August 14, 2019

The food delivery startups, compared

Ahead of further fierce battles to be fought between Europe's food delivery companies, we lay out the state of play: who's who, who's where and what's next?

Amy Lewin

10 min read

It’s been a busy few weeks for Europe’s food delivery companies.

Just Eat and, the two veterans of the market, agreed a merger valuing the combined company at a whopping £9bn. Uber Eats announced plans to start delivering grocery items. Deliveroo told customers it would be pulling out of Germany, while announcing plans to boost its tech team and to acquire a Scottish software startup. And rumours swirled that both Uber and Deliveroo were eyeing up Spanish delivery startup Glovo for acquisition.

The battle over Europe’s stomachs is only just beginning, it seems.

So, ahead of further delivery drama, Sifted dives into the data to lay out the state of play.

Who’s who? and Just Eat both started out as platforms which aggregated local takeaways and enabled people to order online rather than over the phone. The delivery logistics were still left to restaurants and takeaway joints.

In later years however, the ordering platforms expanded into food delivery, taking a lead from their younger competitors Delivery Hero and Deliveroo. led the charge with its “Scoober” service, which launched in 2016. It is now available in 70 cities, and delivered 3 million orders in 2018. Just Eat followed, trialling its first deliveries in 2017. It has since been plugging cash into expanding the service.

Deliveroo essentially did the reverse. It launched by working with restaurants in need of a delivery partner but as of last year, began allowing merchants who run their own delivery operations onto its "marketplace". This is, in part, so that Deliveroo can further expand into smaller towns and cities (currently Just Eat’s stronghold in the UK). It’s also another way to increase overall order volume for the company and lower costs.

Uber Eats is also increasingly interested in smaller cities. It says orders outside of major capital cities in Europe, the Middle East and Africa (EMEA) are growing 300% annually and now account for 40% of orders.
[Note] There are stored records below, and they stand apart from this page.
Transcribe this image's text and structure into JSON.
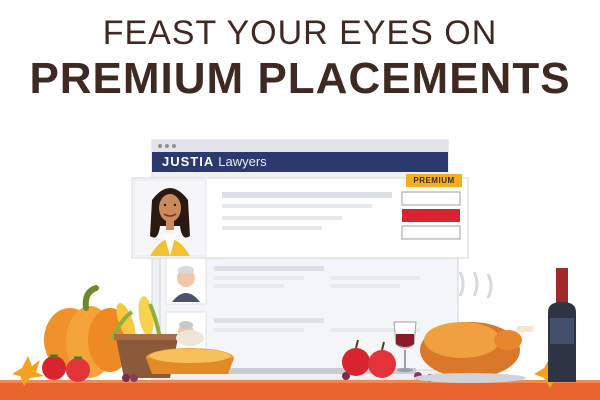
{
  "headline": {
    "line1": "FEAST YOUR EYES ON",
    "line2": "PREMIUM PLACEMENTS"
  },
  "browser": {
    "brand": "JUSTIA",
    "brand_suffix": "Lawyers",
    "premium_badge": "PREMIUM"
  },
  "colors": {
    "headline": "#3e2a22",
    "brand_bar": "#2b3a6e",
    "premium_badge": "#f2b01e",
    "cta_red": "#d9232e",
    "table": "#e8642c"
  },
  "icons": [
    "pumpkin",
    "corn",
    "pie",
    "apples",
    "wine-glass",
    "wine-bottle",
    "roast-turkey",
    "tomatoes",
    "maple-leaves",
    "grapes"
  ]
}
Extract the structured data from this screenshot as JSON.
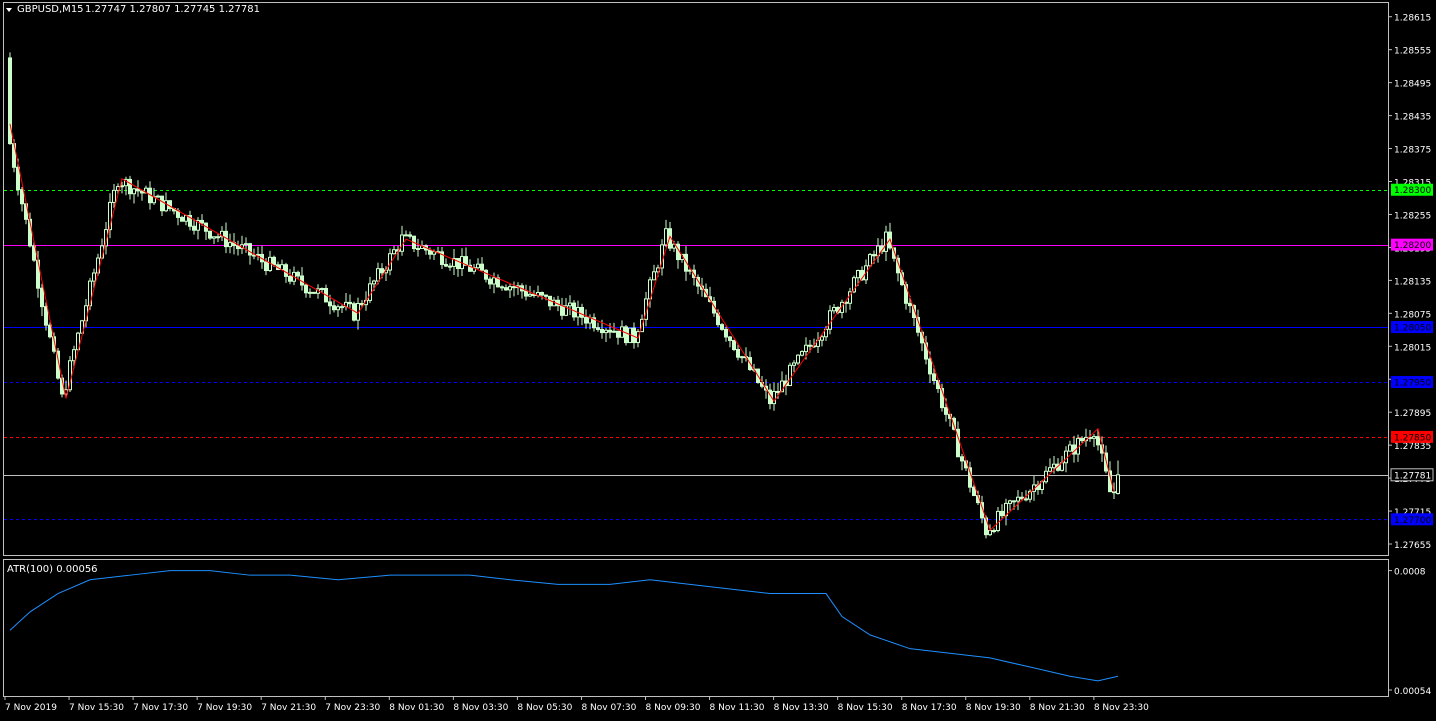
{
  "header": {
    "symbol": "GBPUSD,M15",
    "ohlc": "1.27747 1.27807 1.27745 1.27781",
    "indicator": "ATR(100) 0.00056"
  },
  "colors": {
    "background": "#000000",
    "frame": "#c0c0c0",
    "candle": "#ccffcc",
    "zigzag": "#ff0000",
    "atr_line": "#1e90ff",
    "level_green": "#00ff00",
    "level_magenta": "#ff00ff",
    "level_blue": "#0000ff",
    "level_red": "#ff0000"
  },
  "chart_data": [
    {
      "type": "candlestick",
      "title": "GBPUSD,M15",
      "ylim": [
        1.27635,
        1.2864
      ],
      "y_ticks": [
        "1.28615",
        "1.28555",
        "1.28495",
        "1.28435",
        "1.28375",
        "1.28315",
        "1.28255",
        "1.28195",
        "1.28135",
        "1.28075",
        "1.28015",
        "1.27955",
        "1.27895",
        "1.27835",
        "1.27775",
        "1.27715",
        "1.27655"
      ],
      "price_levels": [
        {
          "price": 1.283,
          "label": "1.28300",
          "style": "dashed",
          "color": "#00ff00"
        },
        {
          "price": 1.282,
          "label": "1.28200",
          "style": "solid",
          "color": "#ff00ff"
        },
        {
          "price": 1.2805,
          "label": "1.28050",
          "style": "solid",
          "color": "#0000ff"
        },
        {
          "price": 1.2795,
          "label": "1.27950",
          "style": "dashed",
          "color": "#0000ff"
        },
        {
          "price": 1.2785,
          "label": "1.27850",
          "style": "dashed",
          "color": "#ff0000"
        },
        {
          "price": 1.27781,
          "label": "1.27781",
          "style": "solid",
          "color": "#c0c0c0"
        },
        {
          "price": 1.277,
          "label": "1.27700",
          "style": "dashed",
          "color": "#0000ff"
        }
      ],
      "zigzag": [
        {
          "bar": 0,
          "price": 1.2842
        },
        {
          "bar": 14,
          "price": 1.2792
        },
        {
          "bar": 28,
          "price": 1.2832
        },
        {
          "bar": 87,
          "price": 1.28075
        },
        {
          "bar": 99,
          "price": 1.2821
        },
        {
          "bar": 157,
          "price": 1.2803
        },
        {
          "bar": 165,
          "price": 1.28215
        },
        {
          "bar": 191,
          "price": 1.27915
        },
        {
          "bar": 220,
          "price": 1.2821
        },
        {
          "bar": 245,
          "price": 1.2768
        },
        {
          "bar": 272,
          "price": 1.27865
        },
        {
          "bar": 276,
          "price": 1.2775
        }
      ],
      "x_tick_labels": [
        "7 Nov 2019",
        "7 Nov 15:30",
        "7 Nov 17:30",
        "7 Nov 19:30",
        "7 Nov 21:30",
        "7 Nov 23:30",
        "8 Nov 01:30",
        "8 Nov 03:30",
        "8 Nov 05:30",
        "8 Nov 07:30",
        "8 Nov 09:30",
        "8 Nov 11:30",
        "8 Nov 13:30",
        "8 Nov 15:30",
        "8 Nov 17:30",
        "8 Nov 19:30",
        "8 Nov 21:30",
        "8 Nov 23:30"
      ],
      "candles": {
        "count": 278,
        "last_ohlc": [
          1.27747,
          1.27807,
          1.27745,
          1.27781
        ]
      }
    },
    {
      "type": "line",
      "title": "ATR(100) 0.00056",
      "ylim": [
        0.00054,
        0.00081
      ],
      "y_ticks": [
        "0.0008",
        "0.00054"
      ],
      "points": [
        {
          "bar": 0,
          "value": 0.00067
        },
        {
          "bar": 5,
          "value": 0.00071
        },
        {
          "bar": 12,
          "value": 0.00075
        },
        {
          "bar": 20,
          "value": 0.00078
        },
        {
          "bar": 30,
          "value": 0.00079
        },
        {
          "bar": 40,
          "value": 0.0008
        },
        {
          "bar": 50,
          "value": 0.0008
        },
        {
          "bar": 60,
          "value": 0.00079
        },
        {
          "bar": 70,
          "value": 0.00079
        },
        {
          "bar": 82,
          "value": 0.00078
        },
        {
          "bar": 95,
          "value": 0.00079
        },
        {
          "bar": 105,
          "value": 0.00079
        },
        {
          "bar": 115,
          "value": 0.00079
        },
        {
          "bar": 125,
          "value": 0.00078
        },
        {
          "bar": 137,
          "value": 0.00077
        },
        {
          "bar": 150,
          "value": 0.00077
        },
        {
          "bar": 160,
          "value": 0.00078
        },
        {
          "bar": 170,
          "value": 0.00077
        },
        {
          "bar": 180,
          "value": 0.00076
        },
        {
          "bar": 190,
          "value": 0.00075
        },
        {
          "bar": 200,
          "value": 0.00075
        },
        {
          "bar": 204,
          "value": 0.00075
        },
        {
          "bar": 208,
          "value": 0.0007
        },
        {
          "bar": 215,
          "value": 0.00066
        },
        {
          "bar": 225,
          "value": 0.00063
        },
        {
          "bar": 235,
          "value": 0.00062
        },
        {
          "bar": 245,
          "value": 0.00061
        },
        {
          "bar": 255,
          "value": 0.00059
        },
        {
          "bar": 265,
          "value": 0.00057
        },
        {
          "bar": 272,
          "value": 0.00056
        },
        {
          "bar": 277,
          "value": 0.00057
        }
      ]
    }
  ]
}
The companies are also looking beyond delivery (see below).


Keatz, like Taster, thinks that creating food brands solely for delivery makes for tastier takeaways.

Amy Lewin

Amy Lewin is Sifted’s editor and cohost of Startup Europe — The Sifted Podcast , and writes Up Round, a weekly newsletter on VC. Follow her on X and LinkedIn